  • Once you have finished setting the servo, you can click on "Next" to set the next servo until you have set all 18 servos. You can also select a specific leg by clicking on the "Leg RR", "Leg RM", "Leg RF", "Leg LR", "Leg LM" and "Leg LF" buttons.
  • Once all servos have been set, click on "Exit". The programme now asks whether the settings should be saved. Click on "Yes" to save the settings or "No" to discard the settings.
  • With "Clear Terminal" you can delete the contents of the terminal window.

Figure 71
Figure 71

Calibrating legs with the Arduino IDE
If you are using a MAC or Linux, you cannot use the "Terminal" programme (only suitable for Windows). However, you can still adjust the legs by using another terminal programme of your choice. The easiest way is to use the Arduino Terminal. You can invoke this in the Arduino IDE. The figure shows the Arduino terminal after the terminal has connected to the robot board. Proceed as follows:

  • Connect the Hexapod Robot Board (connector "PRG-M") to your computer as already done when installing the firmware.
  • Connect the battery to the Hexapod Robot Board.
  • Start the terminal program.
  • If you are using a terminal other than the Arduino terminal, select the serial port (same port as for programming).
  • Select a baud rate of 38400 baud. No LF and CR or "No line encoding" in the Arduino terminal.
  • Connect the terminal to the robot. The robot appears in the terminal window, as shown in Figure 72. Please note: The Arduino terminal connects immediately after opening!
  • Press the "RESET-M" button on the Hexapod Robot Board once. This is not necessary when using the Arduino terminal.
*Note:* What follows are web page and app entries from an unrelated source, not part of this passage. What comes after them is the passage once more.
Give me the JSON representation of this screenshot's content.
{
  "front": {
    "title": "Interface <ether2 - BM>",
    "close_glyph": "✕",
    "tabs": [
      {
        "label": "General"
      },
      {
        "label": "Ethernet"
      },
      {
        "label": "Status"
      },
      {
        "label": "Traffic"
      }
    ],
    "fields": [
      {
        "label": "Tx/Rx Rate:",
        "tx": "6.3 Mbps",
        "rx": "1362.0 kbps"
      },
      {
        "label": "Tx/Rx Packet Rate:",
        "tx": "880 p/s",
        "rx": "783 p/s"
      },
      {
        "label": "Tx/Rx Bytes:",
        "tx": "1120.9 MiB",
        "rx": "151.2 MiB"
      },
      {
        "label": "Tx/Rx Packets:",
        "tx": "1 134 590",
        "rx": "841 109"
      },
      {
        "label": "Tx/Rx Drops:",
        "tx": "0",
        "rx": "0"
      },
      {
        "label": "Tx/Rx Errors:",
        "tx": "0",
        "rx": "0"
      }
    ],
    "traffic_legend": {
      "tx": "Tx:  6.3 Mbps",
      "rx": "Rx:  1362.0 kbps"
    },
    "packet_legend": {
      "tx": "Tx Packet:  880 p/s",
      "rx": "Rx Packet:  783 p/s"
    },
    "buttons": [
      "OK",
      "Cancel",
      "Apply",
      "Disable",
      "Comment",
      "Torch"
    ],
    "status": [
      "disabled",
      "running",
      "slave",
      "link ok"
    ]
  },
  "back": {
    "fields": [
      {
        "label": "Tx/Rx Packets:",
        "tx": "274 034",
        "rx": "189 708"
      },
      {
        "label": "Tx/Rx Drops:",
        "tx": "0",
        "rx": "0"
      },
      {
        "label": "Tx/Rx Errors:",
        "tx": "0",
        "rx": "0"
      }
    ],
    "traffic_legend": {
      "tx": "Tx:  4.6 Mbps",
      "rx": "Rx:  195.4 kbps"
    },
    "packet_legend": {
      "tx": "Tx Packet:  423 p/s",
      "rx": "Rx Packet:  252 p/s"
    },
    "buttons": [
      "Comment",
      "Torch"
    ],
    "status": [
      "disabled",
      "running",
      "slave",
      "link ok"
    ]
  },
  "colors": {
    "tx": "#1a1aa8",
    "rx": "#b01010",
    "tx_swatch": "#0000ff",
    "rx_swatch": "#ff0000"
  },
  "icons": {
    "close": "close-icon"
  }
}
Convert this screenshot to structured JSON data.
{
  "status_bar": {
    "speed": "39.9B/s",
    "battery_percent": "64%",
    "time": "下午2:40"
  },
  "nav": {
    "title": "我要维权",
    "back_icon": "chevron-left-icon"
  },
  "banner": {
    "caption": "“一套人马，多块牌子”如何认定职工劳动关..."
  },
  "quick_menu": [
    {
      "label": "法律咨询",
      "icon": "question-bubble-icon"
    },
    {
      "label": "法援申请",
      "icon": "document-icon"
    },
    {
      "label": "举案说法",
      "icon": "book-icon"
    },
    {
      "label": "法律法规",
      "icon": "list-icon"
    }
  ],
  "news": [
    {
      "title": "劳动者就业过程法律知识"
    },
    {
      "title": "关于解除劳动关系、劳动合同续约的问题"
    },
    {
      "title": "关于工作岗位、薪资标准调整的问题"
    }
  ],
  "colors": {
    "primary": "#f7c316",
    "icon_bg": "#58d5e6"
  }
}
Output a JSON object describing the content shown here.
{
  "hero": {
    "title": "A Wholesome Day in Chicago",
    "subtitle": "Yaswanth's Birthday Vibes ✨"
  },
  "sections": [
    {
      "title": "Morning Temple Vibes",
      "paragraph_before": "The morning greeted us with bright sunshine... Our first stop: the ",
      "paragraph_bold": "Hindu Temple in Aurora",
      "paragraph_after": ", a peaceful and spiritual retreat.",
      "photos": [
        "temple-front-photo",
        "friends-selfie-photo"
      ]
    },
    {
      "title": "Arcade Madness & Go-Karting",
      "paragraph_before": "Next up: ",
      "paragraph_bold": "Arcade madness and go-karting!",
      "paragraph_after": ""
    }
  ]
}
Figure 72
Figure 72

The following text appears in the terminal window.
PS2 Init: 0
Maker Factory
Hexapod Monitor
O - Enter servo offset mode

Send an "O" to the robot board by writing "O" in the transmission line and then pressing the Enter key. The robot will now "wiggle" with the chosen servo in the setting.

→ The characters can be written in small or capital letters ("o" as well as "O" is possible). The following message then appears in the terminal: Serial Cmd Line:o Find Servo Zeros. $-Exit, +- changes, *-change servo 0-5 Chooses a leg, C-Coxa, F-Femur, T-Tibia Servo: RR Coxa(0)

The following input options are available:

  • With "$" you leave the calibration -> Exit
  • With "+" or "-" you can precisely adjust the selected servo in small steps. The characters must be sent to the Hexapod Robot Board until the leg is correctly adjusted.
  • Use "*" to select the next servo.
  • With a number from 0 to 5 you can select the legs individually.
    0 = Leg RR (right rear)
    1 = Leg RM (right middle)
    2 = Leg RF (right front)
    3 = Leg LR (left rear)
    4 = Leg LM (left middle)
    5 = Leg LF (left front)

When all servos are set, send a "$" character. The programme will now ask if you want to save the data. Send "y" for save or "n" to discard the settings.

→ You may need to perform this calibration procedure again after some time. The reason for this is that after a certain operating time the servos get a larger gear backlash and the first calibration no longer proves to be ideal.

After the Robobug has been assembled and calibrated, you can unscrew the screws M3 x 6 mm (large head diameter 6 mm) and secure them with a screw lock. These are then screwed in again. Also check all other screws for tightness.